*WORK TO BE COMPLETED*. Find every line in the data that contains the word "JSON". Return each of those lines.

*EXCERPTED DATA*.
---

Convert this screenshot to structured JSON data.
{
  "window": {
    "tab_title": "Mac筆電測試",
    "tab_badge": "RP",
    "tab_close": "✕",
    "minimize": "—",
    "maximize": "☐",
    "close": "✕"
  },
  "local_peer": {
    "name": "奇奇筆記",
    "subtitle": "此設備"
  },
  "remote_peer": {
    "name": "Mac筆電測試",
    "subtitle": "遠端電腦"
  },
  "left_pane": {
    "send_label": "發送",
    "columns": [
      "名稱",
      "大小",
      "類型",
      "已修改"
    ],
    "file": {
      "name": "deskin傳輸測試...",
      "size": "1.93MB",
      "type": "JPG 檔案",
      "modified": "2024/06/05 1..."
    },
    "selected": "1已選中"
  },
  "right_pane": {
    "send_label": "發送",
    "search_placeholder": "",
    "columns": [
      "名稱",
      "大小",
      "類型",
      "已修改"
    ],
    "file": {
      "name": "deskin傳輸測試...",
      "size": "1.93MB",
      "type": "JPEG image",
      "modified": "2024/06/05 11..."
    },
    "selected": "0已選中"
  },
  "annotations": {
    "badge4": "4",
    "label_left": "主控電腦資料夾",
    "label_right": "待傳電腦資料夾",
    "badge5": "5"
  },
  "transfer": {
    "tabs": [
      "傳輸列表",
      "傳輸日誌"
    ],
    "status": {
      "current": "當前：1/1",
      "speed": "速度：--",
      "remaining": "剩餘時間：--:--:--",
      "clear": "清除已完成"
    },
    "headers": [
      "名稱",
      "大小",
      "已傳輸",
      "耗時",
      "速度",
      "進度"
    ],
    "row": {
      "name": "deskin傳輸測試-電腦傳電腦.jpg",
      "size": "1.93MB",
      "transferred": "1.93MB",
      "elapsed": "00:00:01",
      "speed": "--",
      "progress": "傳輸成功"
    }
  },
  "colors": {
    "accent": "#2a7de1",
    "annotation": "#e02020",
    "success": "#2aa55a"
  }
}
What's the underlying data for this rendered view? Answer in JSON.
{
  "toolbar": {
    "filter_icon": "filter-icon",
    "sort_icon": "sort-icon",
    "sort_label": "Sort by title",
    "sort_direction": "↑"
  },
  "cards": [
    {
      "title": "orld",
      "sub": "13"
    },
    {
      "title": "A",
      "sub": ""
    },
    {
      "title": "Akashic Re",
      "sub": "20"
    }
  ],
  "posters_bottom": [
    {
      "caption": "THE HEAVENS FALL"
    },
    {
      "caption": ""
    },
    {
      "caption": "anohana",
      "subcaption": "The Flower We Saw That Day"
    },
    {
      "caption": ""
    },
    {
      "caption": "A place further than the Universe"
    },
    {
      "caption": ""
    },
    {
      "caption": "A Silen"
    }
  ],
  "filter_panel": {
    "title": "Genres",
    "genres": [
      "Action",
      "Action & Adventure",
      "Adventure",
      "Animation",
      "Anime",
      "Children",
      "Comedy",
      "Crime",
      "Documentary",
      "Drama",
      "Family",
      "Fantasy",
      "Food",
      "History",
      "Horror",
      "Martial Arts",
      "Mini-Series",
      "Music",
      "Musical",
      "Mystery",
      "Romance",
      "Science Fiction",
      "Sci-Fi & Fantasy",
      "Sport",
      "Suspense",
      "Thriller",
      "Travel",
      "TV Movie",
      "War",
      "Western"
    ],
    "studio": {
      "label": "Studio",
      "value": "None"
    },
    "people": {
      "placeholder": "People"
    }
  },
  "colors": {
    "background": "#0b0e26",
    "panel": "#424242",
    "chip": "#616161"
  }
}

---

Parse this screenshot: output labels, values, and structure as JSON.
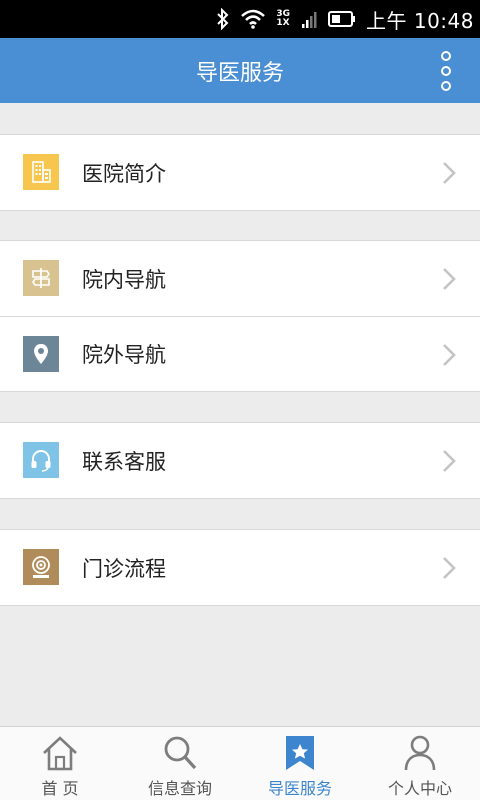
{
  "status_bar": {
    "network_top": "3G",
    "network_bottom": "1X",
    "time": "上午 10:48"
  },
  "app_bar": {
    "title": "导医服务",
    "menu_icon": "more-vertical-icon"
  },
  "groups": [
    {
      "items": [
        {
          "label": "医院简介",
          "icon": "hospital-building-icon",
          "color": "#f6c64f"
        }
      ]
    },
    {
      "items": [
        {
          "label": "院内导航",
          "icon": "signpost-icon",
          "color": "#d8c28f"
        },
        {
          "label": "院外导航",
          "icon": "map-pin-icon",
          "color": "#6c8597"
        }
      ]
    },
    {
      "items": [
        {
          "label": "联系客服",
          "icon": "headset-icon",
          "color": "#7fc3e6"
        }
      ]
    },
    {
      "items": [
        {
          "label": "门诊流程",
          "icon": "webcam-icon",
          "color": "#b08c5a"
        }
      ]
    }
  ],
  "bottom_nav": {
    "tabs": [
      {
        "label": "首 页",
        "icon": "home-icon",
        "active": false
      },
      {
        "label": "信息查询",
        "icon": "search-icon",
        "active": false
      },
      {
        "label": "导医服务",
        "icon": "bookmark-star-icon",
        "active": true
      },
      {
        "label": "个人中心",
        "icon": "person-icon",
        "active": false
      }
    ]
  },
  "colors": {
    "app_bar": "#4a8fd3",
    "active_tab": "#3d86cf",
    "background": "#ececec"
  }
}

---

*REPLY*.
Convert this screenshot to structured JSON data.
What's the underlying data for this rendered view? Answer in JSON.
Parse this screenshot: output labels, values, and structure as JSON.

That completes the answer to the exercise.